A groundbreaking next month for a $25 million project that will rebuild the intersection of Hwy. 7 and Louisiana Avenue in St. Louis Park is expected to improve safety and traffic flow along one of the suburb’s few north-south corridors.
City officials also hope that a new grade-separated traffic crossing will help spur redevelopment and fill empty office space in an area once dominated by some of the most heavily polluted industrial sites in the Twin Cities metro.
The Louisiana Avenue corridor is an important one in a city that has plenty of east-west routes, including Hwy. 7, but few north-to-south corridors. The at-grade intersection with stoplights has long been a problem area for cars and people along Louisiana. Cars are often caught in a bottleneck because of the long traffic light, and pedestrians have to brave a wide highway crossing.
Planned improvements seek to fix that. A new overpass will carry Hwy. 7 over Louisiana Avenue, eliminating the stoplight.
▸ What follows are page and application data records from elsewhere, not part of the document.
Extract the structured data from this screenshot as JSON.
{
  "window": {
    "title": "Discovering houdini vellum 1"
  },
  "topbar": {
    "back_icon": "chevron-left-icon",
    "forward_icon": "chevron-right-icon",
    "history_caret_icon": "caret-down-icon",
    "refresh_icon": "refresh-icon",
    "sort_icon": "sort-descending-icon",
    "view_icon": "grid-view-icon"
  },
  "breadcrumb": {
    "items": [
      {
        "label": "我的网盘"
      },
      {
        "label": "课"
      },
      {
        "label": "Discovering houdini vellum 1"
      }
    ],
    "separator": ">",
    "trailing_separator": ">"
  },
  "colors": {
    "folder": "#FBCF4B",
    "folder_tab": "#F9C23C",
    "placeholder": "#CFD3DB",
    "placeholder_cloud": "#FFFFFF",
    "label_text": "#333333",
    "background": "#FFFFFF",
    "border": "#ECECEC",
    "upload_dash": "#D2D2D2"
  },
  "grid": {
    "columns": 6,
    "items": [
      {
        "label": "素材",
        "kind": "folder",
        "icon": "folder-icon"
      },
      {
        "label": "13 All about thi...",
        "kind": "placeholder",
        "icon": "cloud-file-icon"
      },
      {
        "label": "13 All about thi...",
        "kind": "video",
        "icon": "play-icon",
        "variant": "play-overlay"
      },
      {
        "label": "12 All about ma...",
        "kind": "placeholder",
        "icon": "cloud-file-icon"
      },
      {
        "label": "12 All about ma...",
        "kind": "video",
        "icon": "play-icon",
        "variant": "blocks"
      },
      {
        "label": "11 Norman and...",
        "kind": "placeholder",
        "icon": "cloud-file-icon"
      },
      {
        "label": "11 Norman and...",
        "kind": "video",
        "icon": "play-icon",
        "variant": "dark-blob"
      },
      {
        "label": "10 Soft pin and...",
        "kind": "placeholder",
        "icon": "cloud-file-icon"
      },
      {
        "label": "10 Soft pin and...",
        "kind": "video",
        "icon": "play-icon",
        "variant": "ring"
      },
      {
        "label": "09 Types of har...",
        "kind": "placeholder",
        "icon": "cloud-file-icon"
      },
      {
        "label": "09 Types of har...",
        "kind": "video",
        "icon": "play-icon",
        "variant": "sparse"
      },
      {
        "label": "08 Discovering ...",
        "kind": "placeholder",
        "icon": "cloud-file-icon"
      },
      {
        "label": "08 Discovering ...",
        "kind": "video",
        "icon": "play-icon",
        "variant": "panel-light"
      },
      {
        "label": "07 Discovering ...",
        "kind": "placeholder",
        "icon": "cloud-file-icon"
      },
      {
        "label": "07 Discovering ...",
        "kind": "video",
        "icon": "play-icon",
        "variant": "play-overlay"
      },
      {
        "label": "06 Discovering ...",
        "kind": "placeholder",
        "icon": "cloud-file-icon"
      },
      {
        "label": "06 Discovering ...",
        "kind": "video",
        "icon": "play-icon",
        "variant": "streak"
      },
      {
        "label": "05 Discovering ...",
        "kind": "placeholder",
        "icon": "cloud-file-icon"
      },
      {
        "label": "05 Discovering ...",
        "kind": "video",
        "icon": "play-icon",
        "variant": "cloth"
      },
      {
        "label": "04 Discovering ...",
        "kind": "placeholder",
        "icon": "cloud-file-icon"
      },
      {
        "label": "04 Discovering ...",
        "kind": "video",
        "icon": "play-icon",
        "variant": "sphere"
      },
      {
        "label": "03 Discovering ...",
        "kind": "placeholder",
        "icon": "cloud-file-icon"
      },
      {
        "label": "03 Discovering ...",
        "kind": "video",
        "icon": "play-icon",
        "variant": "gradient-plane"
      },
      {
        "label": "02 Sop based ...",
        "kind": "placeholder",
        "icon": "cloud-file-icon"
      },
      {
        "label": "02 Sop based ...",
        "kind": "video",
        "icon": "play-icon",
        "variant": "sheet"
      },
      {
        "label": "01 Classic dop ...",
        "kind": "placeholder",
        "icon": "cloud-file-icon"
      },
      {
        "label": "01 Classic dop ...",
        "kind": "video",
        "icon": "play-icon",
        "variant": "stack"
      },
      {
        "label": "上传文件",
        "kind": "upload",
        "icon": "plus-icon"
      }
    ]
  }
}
Diamond-type entrance and exit ramps will connect them.
A revamped Louisiana Avenue, meanwhile, will include three new roundabouts that will route traffic on and off the highway, and through rebuilt intersections with two frontage roads, including Walker Street to the north and W. Lake Street to the south.
By the time it’s completed in June 2015, the rebuilt Louisiana Avenue will feature upgraded paths for pedestrians and bikes, creating a safer, more walkable connection between the two sides of the highway.
Ultimately, if the proposed Southwest Corridor light-rail transit line is built, a station is slated to be built along Louisiana Avenue south of the interchange near Methodist Hospital.
Walker and Lake Streets have already seen some redevelopment activity since the days when they fronted a pair of notoriously contaminated sites, said Greg Hunt, St. Louis Park’s economic development coordinator.
That included the former Reilly Tar & Chemical Co. The 80-acre Superfund site was used to produce creosote, mainly used to coat railroad ties, from 1917 to 1972.
Anderson Builders, which has been based in St. Louis Park since 1999, built the Oak Hill office building within the Superfund area. In 2008, the company acquired a nearby site at 3340 Republic Avenue.
Anderson, which merged with KM Building Co. last year, proposed building a 21,432-square-foot facility called Oak Hill II that would house a new headquarters for the merged development firm, now known as Anderson-KM Builders.
Late during the last decade, Real Estate Recycling transformed the contaminated site of a former lead smelting operation along W. Lake Street into the Highway 7 Corporate Center.
Hunt said the city also hopes the new interchange will help generate interest in a city-owned surface parking lot in the southwest quadrant of the intersection.
“We’re looking at that as a potential spot for a new office building,” he said.
The new interchange “can only help” the commercial real estate potential of the area, said Jason Simek, a broker for Colliers International, which is seeking a buyer or medical tenant for the vacant 4,000-square-foot Highway 7 Office Center at 7104 W. Lake St.
With 45,000 cars per day traveling Hwy. 7, the area already has high visibility and is within easy reach of retail, hotels and restaurants.
“It will certainly improve access to West Lake Street,” Simek said.
The downside of the project is two years of construction-related traffic delays at the intersection, which worried a coalition of local business owners who have questioned the need for the project.
In December, the group negotiated with the city and was able to forge a new construction staging schedule that will keep four lanes of Hwy. 7 and Louisiana open with no detours during the first year.